DATA SECTION:
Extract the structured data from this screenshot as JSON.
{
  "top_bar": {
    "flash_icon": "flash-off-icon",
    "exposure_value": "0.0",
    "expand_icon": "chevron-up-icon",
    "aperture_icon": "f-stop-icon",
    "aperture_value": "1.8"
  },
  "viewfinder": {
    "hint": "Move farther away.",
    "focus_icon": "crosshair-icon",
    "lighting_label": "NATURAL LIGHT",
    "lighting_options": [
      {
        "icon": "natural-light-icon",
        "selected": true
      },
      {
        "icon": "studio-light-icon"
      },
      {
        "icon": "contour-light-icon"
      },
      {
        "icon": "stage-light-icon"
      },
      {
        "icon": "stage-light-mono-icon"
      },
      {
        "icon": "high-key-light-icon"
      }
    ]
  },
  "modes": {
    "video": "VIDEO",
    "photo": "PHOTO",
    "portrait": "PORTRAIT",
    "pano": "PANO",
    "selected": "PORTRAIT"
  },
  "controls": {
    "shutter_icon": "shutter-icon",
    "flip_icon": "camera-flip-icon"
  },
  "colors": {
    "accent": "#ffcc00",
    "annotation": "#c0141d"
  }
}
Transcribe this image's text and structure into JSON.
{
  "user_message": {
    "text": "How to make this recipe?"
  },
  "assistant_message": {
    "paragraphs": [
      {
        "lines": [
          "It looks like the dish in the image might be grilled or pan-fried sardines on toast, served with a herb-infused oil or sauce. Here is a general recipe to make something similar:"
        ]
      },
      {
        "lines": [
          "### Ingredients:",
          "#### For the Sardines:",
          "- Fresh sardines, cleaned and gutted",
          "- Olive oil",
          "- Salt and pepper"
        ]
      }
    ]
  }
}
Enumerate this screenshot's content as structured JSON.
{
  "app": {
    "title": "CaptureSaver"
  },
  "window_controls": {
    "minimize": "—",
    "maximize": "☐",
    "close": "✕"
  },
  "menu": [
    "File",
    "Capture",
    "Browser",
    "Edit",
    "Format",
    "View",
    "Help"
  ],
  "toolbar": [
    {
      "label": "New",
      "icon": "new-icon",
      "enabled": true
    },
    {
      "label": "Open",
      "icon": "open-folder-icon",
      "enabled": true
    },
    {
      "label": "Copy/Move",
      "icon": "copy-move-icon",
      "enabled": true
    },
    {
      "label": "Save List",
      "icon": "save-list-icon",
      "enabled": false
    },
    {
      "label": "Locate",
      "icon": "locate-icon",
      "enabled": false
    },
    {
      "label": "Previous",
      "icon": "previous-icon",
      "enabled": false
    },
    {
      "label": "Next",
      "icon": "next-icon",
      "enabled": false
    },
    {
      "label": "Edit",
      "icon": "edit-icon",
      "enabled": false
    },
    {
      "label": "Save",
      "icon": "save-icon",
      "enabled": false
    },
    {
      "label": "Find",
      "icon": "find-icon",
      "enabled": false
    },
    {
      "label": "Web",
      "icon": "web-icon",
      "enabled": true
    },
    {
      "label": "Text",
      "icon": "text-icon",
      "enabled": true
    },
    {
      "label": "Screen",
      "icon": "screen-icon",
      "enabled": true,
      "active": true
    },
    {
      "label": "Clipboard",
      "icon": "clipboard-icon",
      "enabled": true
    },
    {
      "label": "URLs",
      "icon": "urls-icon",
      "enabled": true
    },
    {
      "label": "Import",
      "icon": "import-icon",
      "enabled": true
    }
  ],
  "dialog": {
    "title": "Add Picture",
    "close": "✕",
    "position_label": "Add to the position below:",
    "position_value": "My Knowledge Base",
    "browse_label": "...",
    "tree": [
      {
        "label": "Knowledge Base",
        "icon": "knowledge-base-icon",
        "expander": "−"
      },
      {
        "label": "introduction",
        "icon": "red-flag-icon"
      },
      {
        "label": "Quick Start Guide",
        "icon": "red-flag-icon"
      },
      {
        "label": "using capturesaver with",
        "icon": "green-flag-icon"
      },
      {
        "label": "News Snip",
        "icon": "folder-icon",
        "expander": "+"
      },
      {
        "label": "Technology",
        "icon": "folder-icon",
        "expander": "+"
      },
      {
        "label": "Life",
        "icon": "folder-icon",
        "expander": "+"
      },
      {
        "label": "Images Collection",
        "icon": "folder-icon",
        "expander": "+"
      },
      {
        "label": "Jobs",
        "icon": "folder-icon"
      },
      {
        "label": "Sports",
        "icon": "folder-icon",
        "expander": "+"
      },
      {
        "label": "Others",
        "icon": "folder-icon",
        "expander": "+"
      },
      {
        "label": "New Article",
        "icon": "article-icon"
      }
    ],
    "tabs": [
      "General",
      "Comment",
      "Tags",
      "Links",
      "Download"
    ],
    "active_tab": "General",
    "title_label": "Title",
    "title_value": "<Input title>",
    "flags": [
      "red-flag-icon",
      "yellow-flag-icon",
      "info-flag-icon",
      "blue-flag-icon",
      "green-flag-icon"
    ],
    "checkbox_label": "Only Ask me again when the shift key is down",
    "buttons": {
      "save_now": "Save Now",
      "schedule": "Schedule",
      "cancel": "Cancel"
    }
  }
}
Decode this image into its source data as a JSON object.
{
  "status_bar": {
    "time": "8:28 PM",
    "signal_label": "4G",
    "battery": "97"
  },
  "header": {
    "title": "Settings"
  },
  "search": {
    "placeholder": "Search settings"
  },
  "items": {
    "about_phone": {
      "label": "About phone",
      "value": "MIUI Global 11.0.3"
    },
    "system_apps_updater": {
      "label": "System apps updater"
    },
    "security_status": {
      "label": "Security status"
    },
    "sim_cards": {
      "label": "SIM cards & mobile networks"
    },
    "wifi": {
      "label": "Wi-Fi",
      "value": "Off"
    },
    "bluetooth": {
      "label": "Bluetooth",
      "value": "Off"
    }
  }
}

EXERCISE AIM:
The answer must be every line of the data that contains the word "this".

REPLY TO THE EXERCISE:
Extract the structured data from this screenshot as JSON.
Transcribe this image's text and structure into JSON.
    "text": "How to make this recipe?"
Enumerate this screenshot's content as structured JSON.
Decode this image into its source data as a JSON object.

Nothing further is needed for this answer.